Problem details » Every line of the data below should be written out word for word.

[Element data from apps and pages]
-------------------------

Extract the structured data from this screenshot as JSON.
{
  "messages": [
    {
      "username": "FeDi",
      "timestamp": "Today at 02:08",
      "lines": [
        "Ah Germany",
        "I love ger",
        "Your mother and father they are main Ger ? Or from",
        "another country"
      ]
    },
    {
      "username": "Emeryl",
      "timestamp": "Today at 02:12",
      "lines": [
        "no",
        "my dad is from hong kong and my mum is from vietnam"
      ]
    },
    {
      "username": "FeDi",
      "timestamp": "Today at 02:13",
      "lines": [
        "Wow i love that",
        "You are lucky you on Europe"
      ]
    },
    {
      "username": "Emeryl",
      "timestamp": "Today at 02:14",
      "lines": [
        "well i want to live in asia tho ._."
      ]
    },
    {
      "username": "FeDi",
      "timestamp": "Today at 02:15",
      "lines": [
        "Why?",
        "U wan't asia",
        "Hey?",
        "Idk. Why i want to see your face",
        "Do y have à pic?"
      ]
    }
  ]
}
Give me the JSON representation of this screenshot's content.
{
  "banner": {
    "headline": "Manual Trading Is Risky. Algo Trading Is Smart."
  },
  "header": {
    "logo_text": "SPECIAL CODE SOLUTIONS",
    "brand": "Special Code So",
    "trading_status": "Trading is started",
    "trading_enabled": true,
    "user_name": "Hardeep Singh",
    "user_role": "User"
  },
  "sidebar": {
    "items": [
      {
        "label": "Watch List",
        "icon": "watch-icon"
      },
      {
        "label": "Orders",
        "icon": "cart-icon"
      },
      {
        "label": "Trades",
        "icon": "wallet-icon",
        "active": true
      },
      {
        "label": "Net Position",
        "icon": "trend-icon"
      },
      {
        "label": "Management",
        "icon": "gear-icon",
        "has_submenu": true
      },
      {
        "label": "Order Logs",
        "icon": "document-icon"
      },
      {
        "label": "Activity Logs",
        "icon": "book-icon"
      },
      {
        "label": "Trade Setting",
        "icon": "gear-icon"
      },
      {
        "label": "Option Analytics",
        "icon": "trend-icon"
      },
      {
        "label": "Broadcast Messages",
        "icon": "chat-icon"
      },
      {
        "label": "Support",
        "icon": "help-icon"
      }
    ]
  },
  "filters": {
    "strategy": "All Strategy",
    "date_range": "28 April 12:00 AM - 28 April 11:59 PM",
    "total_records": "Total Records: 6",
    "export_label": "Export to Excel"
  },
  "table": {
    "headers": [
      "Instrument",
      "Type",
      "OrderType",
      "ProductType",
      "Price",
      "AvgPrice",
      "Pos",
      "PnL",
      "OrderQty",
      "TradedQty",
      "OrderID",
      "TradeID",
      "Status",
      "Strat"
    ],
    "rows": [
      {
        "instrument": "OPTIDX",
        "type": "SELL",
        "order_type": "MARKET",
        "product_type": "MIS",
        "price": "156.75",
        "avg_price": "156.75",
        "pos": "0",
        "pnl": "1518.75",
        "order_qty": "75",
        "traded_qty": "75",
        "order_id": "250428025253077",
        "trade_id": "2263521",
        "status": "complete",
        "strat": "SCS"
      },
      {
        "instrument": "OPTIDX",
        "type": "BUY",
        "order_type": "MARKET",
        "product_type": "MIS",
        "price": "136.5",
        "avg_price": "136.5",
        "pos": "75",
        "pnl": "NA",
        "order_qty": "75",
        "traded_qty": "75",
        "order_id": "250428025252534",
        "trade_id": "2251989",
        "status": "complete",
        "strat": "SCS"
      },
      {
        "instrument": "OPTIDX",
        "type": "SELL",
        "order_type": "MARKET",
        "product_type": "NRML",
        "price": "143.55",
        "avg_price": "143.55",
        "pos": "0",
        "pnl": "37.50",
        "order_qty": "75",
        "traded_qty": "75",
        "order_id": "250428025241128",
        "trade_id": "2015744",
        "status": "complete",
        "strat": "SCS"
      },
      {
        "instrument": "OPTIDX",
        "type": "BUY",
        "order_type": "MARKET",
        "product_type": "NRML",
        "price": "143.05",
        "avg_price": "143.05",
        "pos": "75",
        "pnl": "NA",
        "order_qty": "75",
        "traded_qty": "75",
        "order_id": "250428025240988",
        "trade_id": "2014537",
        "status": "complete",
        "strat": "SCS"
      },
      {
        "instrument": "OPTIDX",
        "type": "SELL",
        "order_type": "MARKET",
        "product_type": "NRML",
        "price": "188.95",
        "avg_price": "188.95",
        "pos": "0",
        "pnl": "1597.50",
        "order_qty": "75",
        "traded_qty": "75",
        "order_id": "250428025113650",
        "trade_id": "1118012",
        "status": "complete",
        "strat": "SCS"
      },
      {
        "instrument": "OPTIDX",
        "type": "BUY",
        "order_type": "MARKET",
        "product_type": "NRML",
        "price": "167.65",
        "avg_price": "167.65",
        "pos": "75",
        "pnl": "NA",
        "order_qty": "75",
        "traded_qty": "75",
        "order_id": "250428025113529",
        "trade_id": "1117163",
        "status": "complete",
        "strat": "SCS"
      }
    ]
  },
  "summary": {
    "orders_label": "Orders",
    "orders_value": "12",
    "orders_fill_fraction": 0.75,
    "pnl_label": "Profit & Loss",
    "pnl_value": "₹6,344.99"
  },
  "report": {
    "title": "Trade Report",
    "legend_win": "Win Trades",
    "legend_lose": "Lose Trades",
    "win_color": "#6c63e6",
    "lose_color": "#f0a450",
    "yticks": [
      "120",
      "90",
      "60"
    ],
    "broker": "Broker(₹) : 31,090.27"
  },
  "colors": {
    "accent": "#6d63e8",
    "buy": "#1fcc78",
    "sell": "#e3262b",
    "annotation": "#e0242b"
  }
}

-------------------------

Written answer »
Extract the structured data from this screenshot as JSON.
{
  "messages": [
    {
      "username": "FeDi",
      "timestamp": "Today at 02:08",
      "lines": [
        "Ah Germany",
        "I love ger",
        "Your mother and father they are main Ger ? Or from",
        "another country"
      ]
    },
    {
      "username": "Emeryl",
      "timestamp": "Today at 02:12",
      "lines": [
        "no",
        "my dad is from hong kong and my mum is from vietnam"
      ]
    },
    {
      "username": "FeDi",
      "timestamp": "Today at 02:13",
      "lines": [
        "Wow i love that",
        "You are lucky you on Europe"
      ]
    },
    {
      "username": "Emeryl",
      "timestamp": "Today at 02:14",
      "lines": [
        "well i want to live in asia tho ._."
      ]
    },
    {
      "username": "FeDi",
      "timestamp": "Today at 02:15",
      "lines": [
        "Why?",
        "U wan't asia",
        "Hey?",
        "Idk. Why i want to see your face",
        "Do y have à pic?"
      ]
    }
  ]
}
Give me the JSON representation of this screenshot's content.
{
  "banner": {
    "headline": "Manual Trading Is Risky. Algo Trading Is Smart."
  },
  "header": {
    "logo_text": "SPECIAL CODE SOLUTIONS",
    "brand": "Special Code So",
    "trading_status": "Trading is started",
    "trading_enabled": true,
    "user_name": "Hardeep Singh",
    "user_role": "User"
  },
  "sidebar": {
    "items": [
      {
        "label": "Watch List",
        "icon": "watch-icon"
      },
      {
        "label": "Orders",
        "icon": "cart-icon"
      },
      {
        "label": "Trades",
        "icon": "wallet-icon",
        "active": true
      },
      {
        "label": "Net Position",
        "icon": "trend-icon"
      },
      {
        "label": "Management",
        "icon": "gear-icon",
        "has_submenu": true
      },
      {
        "label": "Order Logs",
        "icon": "document-icon"
      },
      {
        "label": "Activity Logs",
        "icon": "book-icon"
      },
      {
        "label": "Trade Setting",
        "icon": "gear-icon"
      },
      {
        "label": "Option Analytics",
        "icon": "trend-icon"
      },
      {
        "label": "Broadcast Messages",
        "icon": "chat-icon"
      },
      {
        "label": "Support",
        "icon": "help-icon"
      }
    ]
  },
  "filters": {
    "strategy": "All Strategy",
    "date_range": "28 April 12:00 AM - 28 April 11:59 PM",
    "total_records": "Total Records: 6",
    "export_label": "Export to Excel"
  },
  "table": {
    "headers": [
      "Instrument",
      "Type",
      "OrderType",
      "ProductType",
      "Price",
      "AvgPrice",
      "Pos",
      "PnL",
      "OrderQty",
      "TradedQty",
      "OrderID",
      "TradeID",
      "Status",
      "Strat"
    ],
    "rows": [
      {
        "instrument": "OPTIDX",
        "type": "SELL",
        "order_type": "MARKET",
        "product_type": "MIS",
        "price": "156.75",
        "avg_price": "156.75",
        "pos": "0",
        "pnl": "1518.75",
        "order_qty": "75",
        "traded_qty": "75",
        "order_id": "250428025253077",
        "trade_id": "2263521",
        "status": "complete",
        "strat": "SCS"
      },
      {
        "instrument": "OPTIDX",
        "type": "BUY",
        "order_type": "MARKET",
        "product_type": "MIS",
        "price": "136.5",
        "avg_price": "136.5",
        "pos": "75",
        "pnl": "NA",
        "order_qty": "75",
        "traded_qty": "75",
        "order_id": "250428025252534",
        "trade_id": "2251989",
        "status": "complete",
        "strat": "SCS"
      },
      {
        "instrument": "OPTIDX",
        "type": "SELL",
        "order_type": "MARKET",
        "product_type": "NRML",
        "price": "143.55",
        "avg_price": "143.55",
        "pos": "0",
        "pnl": "37.50",
        "order_qty": "75",
        "traded_qty": "75",
        "order_id": "250428025241128",
        "trade_id": "2015744",
        "status": "complete",
        "strat": "SCS"
      },
      {
        "instrument": "OPTIDX",
        "type": "BUY",
        "order_type": "MARKET",
        "product_type": "NRML",
        "price": "143.05",
        "avg_price": "143.05",
        "pos": "75",
        "pnl": "NA",
        "order_qty": "75",
        "traded_qty": "75",
        "order_id": "250428025240988",
        "trade_id": "2014537",
        "status": "complete",
        "strat": "SCS"
      },
      {
        "instrument": "OPTIDX",
        "type": "SELL",
        "order_type": "MARKET",
        "product_type": "NRML",
        "price": "188.95",
        "avg_price": "188.95",
        "pos": "0",
        "pnl": "1597.50",
        "order_qty": "75",
        "traded_qty": "75",
        "order_id": "250428025113650",
        "trade_id": "1118012",
        "status": "complete",
        "strat": "SCS"
      },
      {
        "instrument": "OPTIDX",
        "type": "BUY",
        "order_type": "MARKET",
        "product_type": "NRML",
        "price": "167.65",
        "avg_price": "167.65",
        "pos": "75",
        "pnl": "NA",
        "order_qty": "75",
        "traded_qty": "75",
        "order_id": "250428025113529",
        "trade_id": "1117163",
        "status": "complete",
        "strat": "SCS"
      }
    ]
  },
  "summary": {
    "orders_label": "Orders",
    "orders_value": "12",
    "orders_fill_fraction": 0.75,
    "pnl_label": "Profit & Loss",
    "pnl_value": "₹6,344.99"
  },
  "report": {
    "title": "Trade Report",
    "legend_win": "Win Trades",
    "legend_lose": "Lose Trades",
    "win_color": "#6c63e6",
    "lose_color": "#f0a450",
    "yticks": [
      "120",
      "90",
      "60"
    ],
    "broker": "Broker(₹) : 31,090.27"
  },
  "colors": {
    "accent": "#6d63e8",
    "buy": "#1fcc78",
    "sell": "#e3262b",
    "annotation": "#e0242b"
  }
}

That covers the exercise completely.